Forgive me in this post but I’m feeling a bit cynical today. I’ve been working out a little too hard lately.
Well here we go. In the wake of the Trayvon Martin travesty that has literally stunned the nation (although I don’t know why we’re stunned.) St. John Baptist Church is having a community discussion next week. They have asked members of the community to come out and talk with representatives from Ho Co’s finest about racial profiling. I love my people. Really I do. If God granted me a second chance at life after death and asked me what race I wanted to be I would gladly choose African-American all over again. But we talk waaaaaay too much. We need to be more proactive.
It is fantastic to see so many people finally getting engage in discussion about race. It’s a very sensitive subject and I am aware that it can make people very nervous. Nonetheless, there are far too many instances of blatant racism in our faces for us to go on ignoring it. We desperately need to have honest dialogue about how we feel about one another and how stereotypes shape our perceptions. We really need to talk about how we can sometimes perpetuate those stereotypes in our actions. I’m glad to see St. John spearheading this gathering. It’s a positive move and I may sit in on it for a spell and take notes. They deserve my support.
Trayvon Martin’s death may have ignited another movement similar to the Civil Rights movement where my people can rise up and make the country take notice of some things. But if you really want to create a movement where we protect our young Black men you need to empower them. Young Trayvon probably didn’t know anything about the Stand Your Ground law. And he probably didn’t know that if he took a swing at George Zimmerman, that the law would be on his side if he pulled out a gun and killed him. We all know it now and in the lovely democracy that we live in, we can change that with the right kind of knowledge and leg work. Empowerment is the key.
You know what I want St. John to do in addition to having yet another community discussion. Check this out. The other day three boys right here in Columbia were arrested in connection to some group robberies in Long Reach. I don’t know the specifics but I’m going to take a guess here and say they were probably Black teens. I want St. John to bail them out. I want them to go to their parents and have a discussion about paying for their defense. I want to see members of the church at every single arraignment and court date. And if the court is merciful enough to let these boys go, I want St. John to assign some younger Black men from the church to stay actively involved in the boys lives from now until they live on their own. A team of three to five men per teen. I’m talking about weekly check-ins with the family at the minimum of 40 weeks a year. Serious commitment. Oh, can’t you see what I mean St. John? Walk the walk.
Go with the parents to the schools and find out why he’s failing in Math or English Lit or Biology. Get the boys some tutoring. Help them prepare for the SATs. If college is not their path then help him find the trade that works for his skill set. If the parents are struggling to pay rent, find out why. Help them set a family budget. Support that family when they have a crisis or a conflict they can’t resolve peacefully. Send those young adult male role models that wear those clean suits into the church every Sunday out to those boys and teach them how to manage stress, hormones, peer pressure, and school. Help them get summer jobs. I know you can do that St. John. Proaction is the very core of empowerment and this is how you make things better.
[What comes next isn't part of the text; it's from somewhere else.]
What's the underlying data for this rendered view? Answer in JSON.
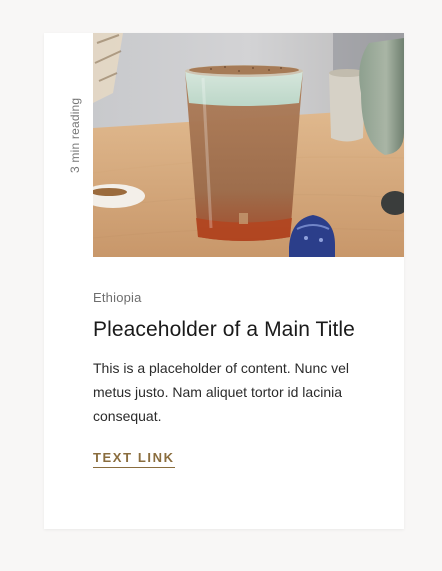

I am all for changing laws and holding folks accountable including the police and elected officials. But what are we doing on our end? What are we doing to ensure that our young Black males are not continuing the same dangerous cycle that has put so many of them in prison instead of college? I know there are social workers to do the things I listed but they are overwhelmed with cases and they could use some reinforcement. We need to take care of our own people a little more and not leave it in the hands of the government to solve our problems. We need to work in tandem with social workers to make a difference. It really does take a village to raise a child. That’s where the church comes in…literally. I’m not a Bible thumper but isn’t this God’s work? Didn’t Jesus go to the people and serve them where they are? This is probably more Chirist-like than paying tithes.
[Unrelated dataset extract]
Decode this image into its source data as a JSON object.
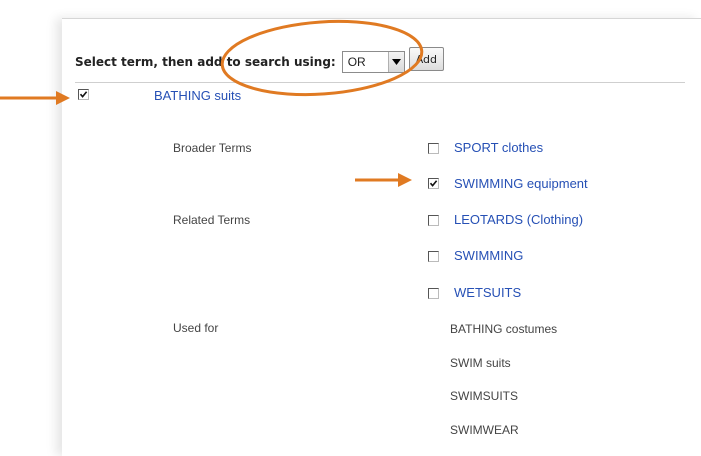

I love St. John. They are a powerful force in Howard County and I’m certain that they have many programs in place to help the youth whether you’re a member or not. Let’s keep that up folks. Time to dig deeper to make some strides in uplifting the Black race. After the community discussions are over and you’ve cried all the tears you can about Trayvon and the youth of today, remember there are several Trayvons right outside your window in Long Reach. Protect them with continuous support and knowledge.
Hmmm…That wasn’t so bad. Maybe I’m not so cynical at 4:30 am. Good morning y’all. Thanks for reading!!